▸ Your goal
Which lines below mention "odds"? Pick each one out.

▸ Extracted records
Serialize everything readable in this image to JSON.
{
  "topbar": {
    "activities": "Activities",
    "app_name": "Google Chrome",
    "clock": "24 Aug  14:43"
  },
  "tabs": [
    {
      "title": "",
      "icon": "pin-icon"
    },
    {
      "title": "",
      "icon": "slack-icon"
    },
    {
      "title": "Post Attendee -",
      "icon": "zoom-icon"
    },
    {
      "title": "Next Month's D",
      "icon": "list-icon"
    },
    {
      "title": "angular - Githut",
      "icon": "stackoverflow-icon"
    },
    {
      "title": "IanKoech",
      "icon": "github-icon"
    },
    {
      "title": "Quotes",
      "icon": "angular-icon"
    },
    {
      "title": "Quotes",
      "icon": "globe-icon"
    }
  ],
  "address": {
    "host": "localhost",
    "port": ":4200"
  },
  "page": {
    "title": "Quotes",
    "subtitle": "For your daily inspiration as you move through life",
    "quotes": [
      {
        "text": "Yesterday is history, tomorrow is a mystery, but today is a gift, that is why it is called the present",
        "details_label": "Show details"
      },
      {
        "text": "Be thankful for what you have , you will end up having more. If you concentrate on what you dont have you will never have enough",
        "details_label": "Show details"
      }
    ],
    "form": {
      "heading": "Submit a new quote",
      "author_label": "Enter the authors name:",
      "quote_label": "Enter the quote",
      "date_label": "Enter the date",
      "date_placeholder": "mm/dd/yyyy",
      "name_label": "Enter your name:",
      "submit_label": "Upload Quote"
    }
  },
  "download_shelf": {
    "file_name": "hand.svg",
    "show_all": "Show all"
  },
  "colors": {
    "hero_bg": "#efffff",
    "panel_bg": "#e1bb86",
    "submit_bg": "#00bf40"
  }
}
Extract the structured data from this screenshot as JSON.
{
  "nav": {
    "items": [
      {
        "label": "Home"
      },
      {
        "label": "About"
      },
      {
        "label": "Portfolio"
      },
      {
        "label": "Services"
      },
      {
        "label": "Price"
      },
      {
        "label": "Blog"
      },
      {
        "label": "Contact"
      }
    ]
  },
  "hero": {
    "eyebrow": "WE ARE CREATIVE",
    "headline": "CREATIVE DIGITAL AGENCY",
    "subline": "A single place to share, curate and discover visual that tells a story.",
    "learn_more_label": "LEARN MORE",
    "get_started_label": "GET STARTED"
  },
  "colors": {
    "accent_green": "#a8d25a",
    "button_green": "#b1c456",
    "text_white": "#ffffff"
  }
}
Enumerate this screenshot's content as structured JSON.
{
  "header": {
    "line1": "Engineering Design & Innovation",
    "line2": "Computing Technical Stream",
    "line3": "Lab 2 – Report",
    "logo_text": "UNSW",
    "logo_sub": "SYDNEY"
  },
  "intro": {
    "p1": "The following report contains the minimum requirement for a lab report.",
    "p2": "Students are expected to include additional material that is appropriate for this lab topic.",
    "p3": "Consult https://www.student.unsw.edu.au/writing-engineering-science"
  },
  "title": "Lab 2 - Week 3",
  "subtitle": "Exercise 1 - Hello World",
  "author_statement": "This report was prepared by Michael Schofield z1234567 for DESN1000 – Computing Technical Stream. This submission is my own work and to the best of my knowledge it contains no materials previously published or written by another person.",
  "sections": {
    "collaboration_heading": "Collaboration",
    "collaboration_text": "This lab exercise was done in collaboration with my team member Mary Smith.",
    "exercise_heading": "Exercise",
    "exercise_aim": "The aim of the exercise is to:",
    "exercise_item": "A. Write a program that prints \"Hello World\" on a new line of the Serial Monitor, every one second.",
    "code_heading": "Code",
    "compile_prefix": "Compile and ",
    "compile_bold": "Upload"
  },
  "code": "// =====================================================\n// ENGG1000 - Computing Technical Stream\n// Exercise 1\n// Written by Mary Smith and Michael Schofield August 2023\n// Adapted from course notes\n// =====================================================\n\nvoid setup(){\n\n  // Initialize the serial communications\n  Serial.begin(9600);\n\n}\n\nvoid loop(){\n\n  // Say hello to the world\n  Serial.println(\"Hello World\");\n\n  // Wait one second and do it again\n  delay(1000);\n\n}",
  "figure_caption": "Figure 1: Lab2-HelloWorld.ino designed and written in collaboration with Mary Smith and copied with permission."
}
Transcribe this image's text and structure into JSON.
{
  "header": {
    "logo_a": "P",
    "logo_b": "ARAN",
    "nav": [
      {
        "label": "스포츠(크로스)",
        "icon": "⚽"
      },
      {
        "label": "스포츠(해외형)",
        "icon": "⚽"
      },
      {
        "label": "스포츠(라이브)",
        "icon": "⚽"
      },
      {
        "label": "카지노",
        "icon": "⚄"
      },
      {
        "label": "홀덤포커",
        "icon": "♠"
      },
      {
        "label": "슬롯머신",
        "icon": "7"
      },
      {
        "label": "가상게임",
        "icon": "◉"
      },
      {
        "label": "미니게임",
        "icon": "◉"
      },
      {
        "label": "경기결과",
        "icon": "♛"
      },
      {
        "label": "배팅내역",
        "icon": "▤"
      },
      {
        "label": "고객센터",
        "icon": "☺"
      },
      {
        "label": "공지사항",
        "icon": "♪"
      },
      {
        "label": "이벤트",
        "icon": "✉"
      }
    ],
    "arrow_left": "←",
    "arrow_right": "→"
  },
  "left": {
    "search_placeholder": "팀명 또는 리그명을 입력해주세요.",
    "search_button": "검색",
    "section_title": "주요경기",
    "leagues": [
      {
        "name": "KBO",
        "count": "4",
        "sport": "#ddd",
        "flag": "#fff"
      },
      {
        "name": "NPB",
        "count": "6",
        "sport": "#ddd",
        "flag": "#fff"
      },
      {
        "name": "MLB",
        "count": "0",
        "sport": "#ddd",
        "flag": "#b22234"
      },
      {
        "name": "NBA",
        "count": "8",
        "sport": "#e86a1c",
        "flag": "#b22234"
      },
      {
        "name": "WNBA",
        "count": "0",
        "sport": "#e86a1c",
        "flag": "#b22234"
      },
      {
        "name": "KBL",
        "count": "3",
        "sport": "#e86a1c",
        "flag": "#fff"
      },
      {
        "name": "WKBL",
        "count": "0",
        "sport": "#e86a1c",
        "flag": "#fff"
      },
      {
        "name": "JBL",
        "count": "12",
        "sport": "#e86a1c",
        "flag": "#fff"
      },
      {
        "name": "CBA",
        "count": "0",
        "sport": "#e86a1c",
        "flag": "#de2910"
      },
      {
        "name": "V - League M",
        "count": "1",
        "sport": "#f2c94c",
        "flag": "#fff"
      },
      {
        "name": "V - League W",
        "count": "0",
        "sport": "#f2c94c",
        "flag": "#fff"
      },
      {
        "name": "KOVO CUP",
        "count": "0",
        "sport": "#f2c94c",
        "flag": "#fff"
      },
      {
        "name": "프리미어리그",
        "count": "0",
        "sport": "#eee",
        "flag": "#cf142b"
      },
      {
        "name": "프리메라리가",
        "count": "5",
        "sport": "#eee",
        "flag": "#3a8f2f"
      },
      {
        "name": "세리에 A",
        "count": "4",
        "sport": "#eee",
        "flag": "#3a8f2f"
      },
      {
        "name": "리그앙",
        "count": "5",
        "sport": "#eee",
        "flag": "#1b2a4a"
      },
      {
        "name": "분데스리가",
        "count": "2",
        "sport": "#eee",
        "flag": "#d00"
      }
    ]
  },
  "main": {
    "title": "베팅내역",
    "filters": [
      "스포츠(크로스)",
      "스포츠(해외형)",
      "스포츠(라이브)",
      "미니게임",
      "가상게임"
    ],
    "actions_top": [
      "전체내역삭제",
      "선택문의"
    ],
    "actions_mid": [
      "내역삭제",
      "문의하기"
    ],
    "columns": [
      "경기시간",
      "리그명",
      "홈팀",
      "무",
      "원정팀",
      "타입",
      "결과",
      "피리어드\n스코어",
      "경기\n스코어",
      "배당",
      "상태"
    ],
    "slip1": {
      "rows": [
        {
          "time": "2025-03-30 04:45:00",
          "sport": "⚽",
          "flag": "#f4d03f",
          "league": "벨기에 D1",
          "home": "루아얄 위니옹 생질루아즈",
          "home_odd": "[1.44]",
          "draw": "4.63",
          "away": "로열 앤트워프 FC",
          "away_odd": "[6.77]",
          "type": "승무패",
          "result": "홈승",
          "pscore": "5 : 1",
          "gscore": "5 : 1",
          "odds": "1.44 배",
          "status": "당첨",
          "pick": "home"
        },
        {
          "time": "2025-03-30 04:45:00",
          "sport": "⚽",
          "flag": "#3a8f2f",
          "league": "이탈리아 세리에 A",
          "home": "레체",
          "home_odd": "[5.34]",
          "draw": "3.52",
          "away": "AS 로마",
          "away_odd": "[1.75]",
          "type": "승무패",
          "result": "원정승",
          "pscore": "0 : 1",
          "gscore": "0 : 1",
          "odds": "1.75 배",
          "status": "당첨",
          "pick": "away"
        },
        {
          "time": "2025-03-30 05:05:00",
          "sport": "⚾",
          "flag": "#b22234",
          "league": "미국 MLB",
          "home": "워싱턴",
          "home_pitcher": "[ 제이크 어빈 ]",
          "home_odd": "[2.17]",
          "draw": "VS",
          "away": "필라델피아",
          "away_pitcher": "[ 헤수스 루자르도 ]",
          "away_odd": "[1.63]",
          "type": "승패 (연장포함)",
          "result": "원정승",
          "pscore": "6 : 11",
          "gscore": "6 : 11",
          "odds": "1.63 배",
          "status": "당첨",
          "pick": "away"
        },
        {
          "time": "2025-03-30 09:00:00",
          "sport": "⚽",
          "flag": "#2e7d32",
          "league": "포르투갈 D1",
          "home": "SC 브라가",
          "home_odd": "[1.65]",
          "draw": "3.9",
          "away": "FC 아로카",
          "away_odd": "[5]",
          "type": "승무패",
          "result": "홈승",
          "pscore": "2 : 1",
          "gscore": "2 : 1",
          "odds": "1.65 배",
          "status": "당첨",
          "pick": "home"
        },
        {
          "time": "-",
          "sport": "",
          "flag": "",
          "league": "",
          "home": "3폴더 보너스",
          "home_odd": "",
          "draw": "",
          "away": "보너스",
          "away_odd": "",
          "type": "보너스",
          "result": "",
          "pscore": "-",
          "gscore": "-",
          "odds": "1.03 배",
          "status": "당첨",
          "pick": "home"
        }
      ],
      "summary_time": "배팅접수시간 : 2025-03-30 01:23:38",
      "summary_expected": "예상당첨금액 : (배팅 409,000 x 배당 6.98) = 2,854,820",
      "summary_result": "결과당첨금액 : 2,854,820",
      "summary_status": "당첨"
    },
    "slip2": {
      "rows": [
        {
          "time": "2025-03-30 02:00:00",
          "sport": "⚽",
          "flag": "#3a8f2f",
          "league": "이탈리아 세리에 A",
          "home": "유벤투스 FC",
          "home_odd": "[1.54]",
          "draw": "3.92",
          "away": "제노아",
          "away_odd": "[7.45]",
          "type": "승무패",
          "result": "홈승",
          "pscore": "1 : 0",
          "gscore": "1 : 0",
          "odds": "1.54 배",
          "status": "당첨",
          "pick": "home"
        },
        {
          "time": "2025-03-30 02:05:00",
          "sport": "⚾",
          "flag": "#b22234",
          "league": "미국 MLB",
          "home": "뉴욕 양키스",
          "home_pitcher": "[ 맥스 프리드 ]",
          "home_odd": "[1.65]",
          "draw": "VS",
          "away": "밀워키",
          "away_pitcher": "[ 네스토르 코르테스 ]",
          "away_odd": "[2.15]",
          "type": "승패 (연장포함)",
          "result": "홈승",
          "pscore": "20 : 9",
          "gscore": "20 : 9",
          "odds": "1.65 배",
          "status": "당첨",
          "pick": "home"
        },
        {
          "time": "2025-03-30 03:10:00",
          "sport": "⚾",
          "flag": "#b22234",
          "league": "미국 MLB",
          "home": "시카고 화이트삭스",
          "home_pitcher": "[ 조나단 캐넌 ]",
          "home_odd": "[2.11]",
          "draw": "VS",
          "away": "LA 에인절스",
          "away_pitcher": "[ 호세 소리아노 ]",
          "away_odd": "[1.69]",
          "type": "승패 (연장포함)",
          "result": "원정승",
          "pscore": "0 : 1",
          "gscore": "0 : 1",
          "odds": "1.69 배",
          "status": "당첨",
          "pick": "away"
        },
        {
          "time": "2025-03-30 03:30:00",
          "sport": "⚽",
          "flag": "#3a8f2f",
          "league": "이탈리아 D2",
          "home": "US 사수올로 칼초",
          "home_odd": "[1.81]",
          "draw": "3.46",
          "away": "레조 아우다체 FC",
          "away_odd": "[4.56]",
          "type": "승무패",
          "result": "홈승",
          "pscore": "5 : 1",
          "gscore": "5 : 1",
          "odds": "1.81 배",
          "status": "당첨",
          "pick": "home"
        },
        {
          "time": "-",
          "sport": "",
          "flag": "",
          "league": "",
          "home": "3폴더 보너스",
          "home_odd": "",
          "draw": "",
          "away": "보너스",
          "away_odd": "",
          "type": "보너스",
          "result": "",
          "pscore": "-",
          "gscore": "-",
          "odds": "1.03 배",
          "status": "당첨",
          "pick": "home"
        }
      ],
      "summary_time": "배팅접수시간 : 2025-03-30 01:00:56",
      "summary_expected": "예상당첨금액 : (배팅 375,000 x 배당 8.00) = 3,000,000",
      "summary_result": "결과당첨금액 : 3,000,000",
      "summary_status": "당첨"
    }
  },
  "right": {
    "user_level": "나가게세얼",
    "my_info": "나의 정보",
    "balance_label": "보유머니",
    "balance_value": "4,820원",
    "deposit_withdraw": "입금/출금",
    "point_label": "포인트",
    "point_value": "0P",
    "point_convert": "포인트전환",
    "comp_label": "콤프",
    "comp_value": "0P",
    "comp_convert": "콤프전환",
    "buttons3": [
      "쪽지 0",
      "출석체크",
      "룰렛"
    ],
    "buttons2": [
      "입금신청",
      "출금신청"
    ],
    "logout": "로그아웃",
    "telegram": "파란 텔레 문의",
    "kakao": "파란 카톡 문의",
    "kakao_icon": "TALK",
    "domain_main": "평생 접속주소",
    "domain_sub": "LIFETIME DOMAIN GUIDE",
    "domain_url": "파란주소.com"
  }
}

▸ Result for this task
          "odds": "1.44 배",
          "odds": "1.75 배",
          "odds": "1.63 배",
          "odds": "1.65 배",
          "odds": "1.03 배",
          "odds": "1.54 배",
          "odds": "1.65 배",
          "odds": "1.69 배",
          "odds": "1.81 배",
          "odds": "1.03 배",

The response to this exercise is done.